For students and families, this time of year brings annual traditions and some of life’s milestones such as proms, banquets, award ceremonies, graduations, and parties. These traditions, anticipated and planned for, sometimes for months or even years in advance, are a shared source of pride, excitement and celebration, offering rites of passage and hard-earned recognition for accomplishments.
However, in 2020, the global COVID pandemic prevents these traditions from being experienced in their traditional manner and could possibly affect how these traditions are experienced through 2021.
While this is a disappointment for many, and families and friends mourn the traditions their loved ones will miss, schools and families can use creativity and technology to create a positive outcome and experience that may not replace the missed tradition but still celebrates and recognizes hard-earned accomplishments.
More importantly, family and friends should not assume or claim to understand how these lost traditions may be affecting their student.
Notre Dame of Maryland University’s (NDMU) psychology professor and department chair, Dr. Maria Mouratidis, says there are going to be a range of responses to COVID-related impacts, and while rituals are important, they can mean different things to different people. The cancellation of graduation could be a relief to the timid high schooler who was suffering anxiety over the thought of crossing the stage. For a college student, the COVID pandemic could trigger more fear regarding her future than sadness for missed traditions.
Additionally, a child or young adult’s daily life has changed – not only is school interrupted, but so is there home life.
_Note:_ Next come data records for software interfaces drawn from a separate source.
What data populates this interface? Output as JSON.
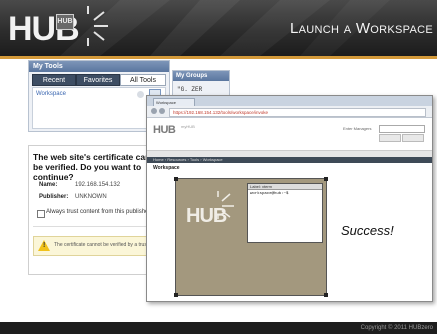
{
  "slide": {
    "logo": "HUB",
    "logo_badge": "HUB",
    "title": "Launch a Workspace",
    "copyright": "Copyright © 2011 HUBzero"
  },
  "my_tools": {
    "title": "My Tools",
    "tabs": [
      "Recent",
      "Favorites",
      "All Tools"
    ],
    "active_tab": "All Tools",
    "items": [
      "Workspace"
    ]
  },
  "my_groups": {
    "title": "My Groups",
    "item": "\"G. ZER"
  },
  "certificate_dialog": {
    "question": "The web site's certificate cannot be verified. Do you want to continue?",
    "name_label": "Name:",
    "name_value": "192.168.154.132",
    "publisher_label": "Publisher:",
    "publisher_value": "UNKNOWN",
    "checkbox_label": "Always trust content from this publisher.",
    "warning_text": "The certificate cannot be verified by a trusted source."
  },
  "browser": {
    "tab_label": "Workspace",
    "url": "https://192.168.154.132/tools/workspace/invoke",
    "site_name": "HUB",
    "site_sub": "myHUB",
    "login_text": "Enter Managers",
    "breadcrumb": "Home › Resources › Tools › Workspace",
    "page_title": "Workspace"
  },
  "workspace": {
    "logo": "HUB",
    "xterm_title": "Label: xterm",
    "xterm_prompt": "workspace@hub:~$ "
  },
  "success_text": "Success!",
  "colors": {
    "accent": "#d49a3a",
    "workspace_bg": "#a3987e",
    "panel_title": "#5a769f"
  }
}
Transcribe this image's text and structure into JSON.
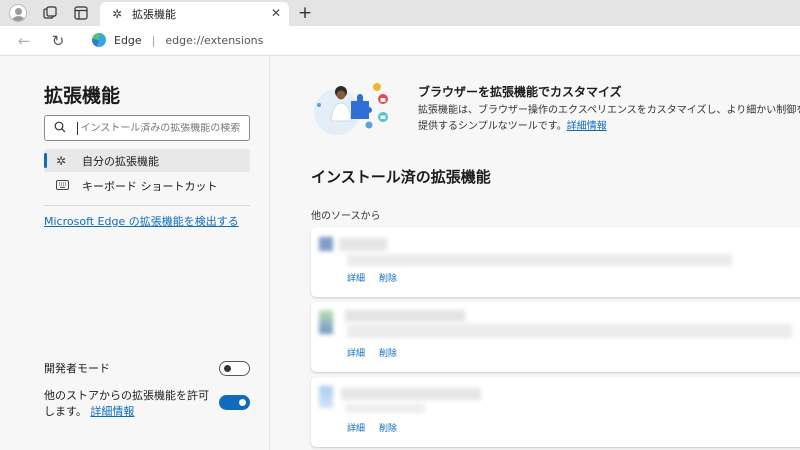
{
  "browser": {
    "tab": {
      "title": "拡張機能",
      "icon": "puzzle-icon"
    },
    "address": {
      "site_label": "Edge",
      "url": "edge://extensions"
    }
  },
  "sidebar": {
    "title": "拡張機能",
    "search": {
      "placeholder": "インストール済みの拡張機能の検索"
    },
    "items": [
      {
        "label": "自分の拡張機能",
        "icon": "puzzle-icon",
        "active": true
      },
      {
        "label": "キーボード ショートカット",
        "icon": "keyboard-icon",
        "active": false
      }
    ],
    "store_link": "Microsoft Edge の拡張機能を検出する",
    "developer_mode": {
      "label": "開発者モード",
      "enabled": false
    },
    "allow_other_stores": {
      "label": "他のストアからの拡張機能を許可します。",
      "link": "詳細情報",
      "enabled": true
    }
  },
  "main": {
    "promo": {
      "title": "ブラウザーを拡張機能でカスタマイズ",
      "description": "拡張機能は、ブラウザー操作のエクスペリエンスをカスタマイズし、より細かい制御を提供するシンプルなツールです。",
      "link": "詳細情報"
    },
    "installed_title": "インストール済の拡張機能",
    "source_label": "他のソースから",
    "extensions": [
      {
        "details_label": "詳細",
        "remove_label": "削除"
      },
      {
        "details_label": "詳細",
        "remove_label": "削除"
      },
      {
        "details_label": "詳細",
        "remove_label": "削除"
      }
    ]
  },
  "colors": {
    "accent": "#0f6cbd",
    "tab_strip": "#e4e4e4",
    "page_bg": "#f7f7f7"
  }
}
For many students, there isn’t time to think about what is being missed because they are helping take care of siblings, adjusting to online learning, or struggling with other challenges such as digital access or economic effects if a parent has lost their job.
“Younger people take cues from others. Be careful to not project your feelings onto others,” says Mouratidis. “Be curious. Avoid closed-ended questions or statements such as ‘You must feel so angry’. Instead ask your loved one, ‘What is this like for you?’”
Families should take this opportunity to make new traditions, and to consider the life skills learned from this experience. Resiliency is one skill everyone is developing during this COVID experience, discovering new ways to learn, communicate and live.
Though the lost traditions are disappointing for parents, it may not be as important to the student. The fear of the future could be weighing more on the student – how will this affect the start of college? Grad school? Job prospects?
Jessie Willinghan is a graduating senior at NDMU and is facing the reality of not celebrating her finishing up her undergraduate degree in the way she expected it. “These past four years, I have dedicated an immense amount of my time and energy to the Morrissy Honors Program,” says Willinghan. “Of the accomplishments that I am most proud of during my time at Notre Dame, graduating as a Morrissy Scholar is, by far, number one (thing I was looking forward to).”
She adds it’s not easy to look back on photos from last year of her classmates who graduated in 2019, “I remember thinking, “that will be me next year,” but it’s not. Not being able to celebrate these milestones with the people who matter to me has been disappointing.”
Mouratidis says that even though it may not feel this way at the present moment but challenges similar to this pandemic have moments that help us grow. “A Chinese philosopher said, ‘That which does not bend, breaks,’ Dealing with uncertainty is a life-skill. This experience can teach our students how to be agile, resilient, flexible and creative. When our expectations don’t confine us, we have more options,” she says.